Reproduce the data shown below exactly.
========
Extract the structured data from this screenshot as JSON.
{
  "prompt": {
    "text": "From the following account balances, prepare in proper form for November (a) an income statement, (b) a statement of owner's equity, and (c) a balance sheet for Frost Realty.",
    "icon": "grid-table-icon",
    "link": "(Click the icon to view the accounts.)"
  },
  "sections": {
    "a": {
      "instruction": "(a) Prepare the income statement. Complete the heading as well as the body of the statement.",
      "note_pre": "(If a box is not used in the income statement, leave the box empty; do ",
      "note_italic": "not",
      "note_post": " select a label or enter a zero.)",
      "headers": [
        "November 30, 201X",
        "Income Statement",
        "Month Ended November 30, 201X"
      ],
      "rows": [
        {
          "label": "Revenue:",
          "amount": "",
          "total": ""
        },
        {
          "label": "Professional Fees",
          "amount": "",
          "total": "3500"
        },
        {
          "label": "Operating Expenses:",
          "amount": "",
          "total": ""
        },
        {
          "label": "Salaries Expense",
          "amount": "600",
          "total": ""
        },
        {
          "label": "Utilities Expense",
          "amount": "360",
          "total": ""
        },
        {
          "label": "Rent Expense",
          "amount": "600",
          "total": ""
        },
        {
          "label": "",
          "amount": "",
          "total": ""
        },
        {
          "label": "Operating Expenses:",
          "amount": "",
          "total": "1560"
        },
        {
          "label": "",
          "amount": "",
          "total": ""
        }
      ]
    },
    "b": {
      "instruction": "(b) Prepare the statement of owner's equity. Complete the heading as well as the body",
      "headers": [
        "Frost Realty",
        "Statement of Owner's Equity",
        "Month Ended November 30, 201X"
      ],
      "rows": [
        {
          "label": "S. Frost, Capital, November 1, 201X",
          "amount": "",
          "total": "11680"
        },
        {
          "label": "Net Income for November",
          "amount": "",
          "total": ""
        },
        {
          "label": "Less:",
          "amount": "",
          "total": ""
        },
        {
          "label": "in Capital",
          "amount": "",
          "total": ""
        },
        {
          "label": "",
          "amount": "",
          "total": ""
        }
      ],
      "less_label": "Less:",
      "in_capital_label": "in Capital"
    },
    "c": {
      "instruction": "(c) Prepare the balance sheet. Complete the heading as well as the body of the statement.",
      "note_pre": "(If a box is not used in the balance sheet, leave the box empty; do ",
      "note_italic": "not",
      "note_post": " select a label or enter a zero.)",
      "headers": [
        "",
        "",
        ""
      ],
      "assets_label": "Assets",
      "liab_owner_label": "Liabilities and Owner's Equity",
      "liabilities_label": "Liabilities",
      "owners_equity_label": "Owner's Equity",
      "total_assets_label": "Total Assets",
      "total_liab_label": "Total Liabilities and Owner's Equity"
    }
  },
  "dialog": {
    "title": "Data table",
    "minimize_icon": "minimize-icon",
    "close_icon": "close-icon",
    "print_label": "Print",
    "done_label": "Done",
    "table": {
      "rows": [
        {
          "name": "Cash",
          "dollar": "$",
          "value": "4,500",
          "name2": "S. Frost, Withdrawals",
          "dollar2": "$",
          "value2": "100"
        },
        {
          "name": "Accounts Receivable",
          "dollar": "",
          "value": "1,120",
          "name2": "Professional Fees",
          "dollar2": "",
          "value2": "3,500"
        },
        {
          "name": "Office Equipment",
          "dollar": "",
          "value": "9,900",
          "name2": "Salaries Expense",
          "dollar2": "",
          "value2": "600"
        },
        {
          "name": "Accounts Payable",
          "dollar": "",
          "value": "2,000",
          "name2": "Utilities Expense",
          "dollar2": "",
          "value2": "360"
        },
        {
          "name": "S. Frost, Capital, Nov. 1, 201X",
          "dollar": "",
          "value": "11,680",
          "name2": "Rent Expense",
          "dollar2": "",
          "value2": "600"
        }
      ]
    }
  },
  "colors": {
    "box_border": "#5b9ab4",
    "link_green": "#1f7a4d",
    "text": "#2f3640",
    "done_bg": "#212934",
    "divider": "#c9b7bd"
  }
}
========
◆ **Completed task**
Extract the structured data from this screenshot as JSON.
{
  "prompt": {
    "text": "From the following account balances, prepare in proper form for November (a) an income statement, (b) a statement of owner's equity, and (c) a balance sheet for Frost Realty.",
    "icon": "grid-table-icon",
    "link": "(Click the icon to view the accounts.)"
  },
  "sections": {
    "a": {
      "instruction": "(a) Prepare the income statement. Complete the heading as well as the body of the statement.",
      "note_pre": "(If a box is not used in the income statement, leave the box empty; do ",
      "note_italic": "not",
      "note_post": " select a label or enter a zero.)",
      "headers": [
        "November 30, 201X",
        "Income Statement",
        "Month Ended November 30, 201X"
      ],
      "rows": [
        {
          "label": "Revenue:",
          "amount": "",
          "total": ""
        },
        {
          "label": "Professional Fees",
          "amount": "",
          "total": "3500"
        },
        {
          "label": "Operating Expenses:",
          "amount": "",
          "total": ""
        },
        {
          "label": "Salaries Expense",
          "amount": "600",
          "total": ""
        },
        {
          "label": "Utilities Expense",
          "amount": "360",
          "total": ""
        },
        {
          "label": "Rent Expense",
          "amount": "600",
          "total": ""
        },
        {
          "label": "",
          "amount": "",
          "total": ""
        },
        {
          "label": "Operating Expenses:",
          "amount": "",
          "total": "1560"
        },
        {
          "label": "",
          "amount": "",
          "total": ""
        }
      ]
    },
    "b": {
      "instruction": "(b) Prepare the statement of owner's equity. Complete the heading as well as the body",
      "headers": [
        "Frost Realty",
        "Statement of Owner's Equity",
        "Month Ended November 30, 201X"
      ],
      "rows": [
        {
          "label": "S. Frost, Capital, November 1, 201X",
          "amount": "",
          "total": "11680"
        },
        {
          "label": "Net Income for November",
          "amount": "",
          "total": ""
        },
        {
          "label": "Less:",
          "amount": "",
          "total": ""
        },
        {
          "label": "in Capital",
          "amount": "",
          "total": ""
        },
        {
          "label": "",
          "amount": "",
          "total": ""
        }
      ],
      "less_label": "Less:",
      "in_capital_label": "in Capital"
    },
    "c": {
      "instruction": "(c) Prepare the balance sheet. Complete the heading as well as the body of the statement.",
      "note_pre": "(If a box is not used in the balance sheet, leave the box empty; do ",
      "note_italic": "not",
      "note_post": " select a label or enter a zero.)",
      "headers": [
        "",
        "",
        ""
      ],
      "assets_label": "Assets",
      "liab_owner_label": "Liabilities and Owner's Equity",
      "liabilities_label": "Liabilities",
      "owners_equity_label": "Owner's Equity",
      "total_assets_label": "Total Assets",
      "total_liab_label": "Total Liabilities and Owner's Equity"
    }
  },
  "dialog": {
    "title": "Data table",
    "minimize_icon": "minimize-icon",
    "close_icon": "close-icon",
    "print_label": "Print",
    "done_label": "Done",
    "table": {
      "rows": [
        {
          "name": "Cash",
          "dollar": "$",
          "value": "4,500",
          "name2": "S. Frost, Withdrawals",
          "dollar2": "$",
          "value2": "100"
        },
        {
          "name": "Accounts Receivable",
          "dollar": "",
          "value": "1,120",
          "name2": "Professional Fees",
          "dollar2": "",
          "value2": "3,500"
        },
        {
          "name": "Office Equipment",
          "dollar": "",
          "value": "9,900",
          "name2": "Salaries Expense",
          "dollar2": "",
          "value2": "600"
        },
        {
          "name": "Accounts Payable",
          "dollar": "",
          "value": "2,000",
          "name2": "Utilities Expense",
          "dollar2": "",
          "value2": "360"
        },
        {
          "name": "S. Frost, Capital, Nov. 1, 201X",
          "dollar": "",
          "value": "11,680",
          "name2": "Rent Expense",
          "dollar2": "",
          "value2": "600"
        }
      ]
    }
  },
  "colors": {
    "box_border": "#5b9ab4",
    "link_green": "#1f7a4d",
    "text": "#2f3640",
    "done_bg": "#212934",
    "divider": "#c9b7bd"
  }
}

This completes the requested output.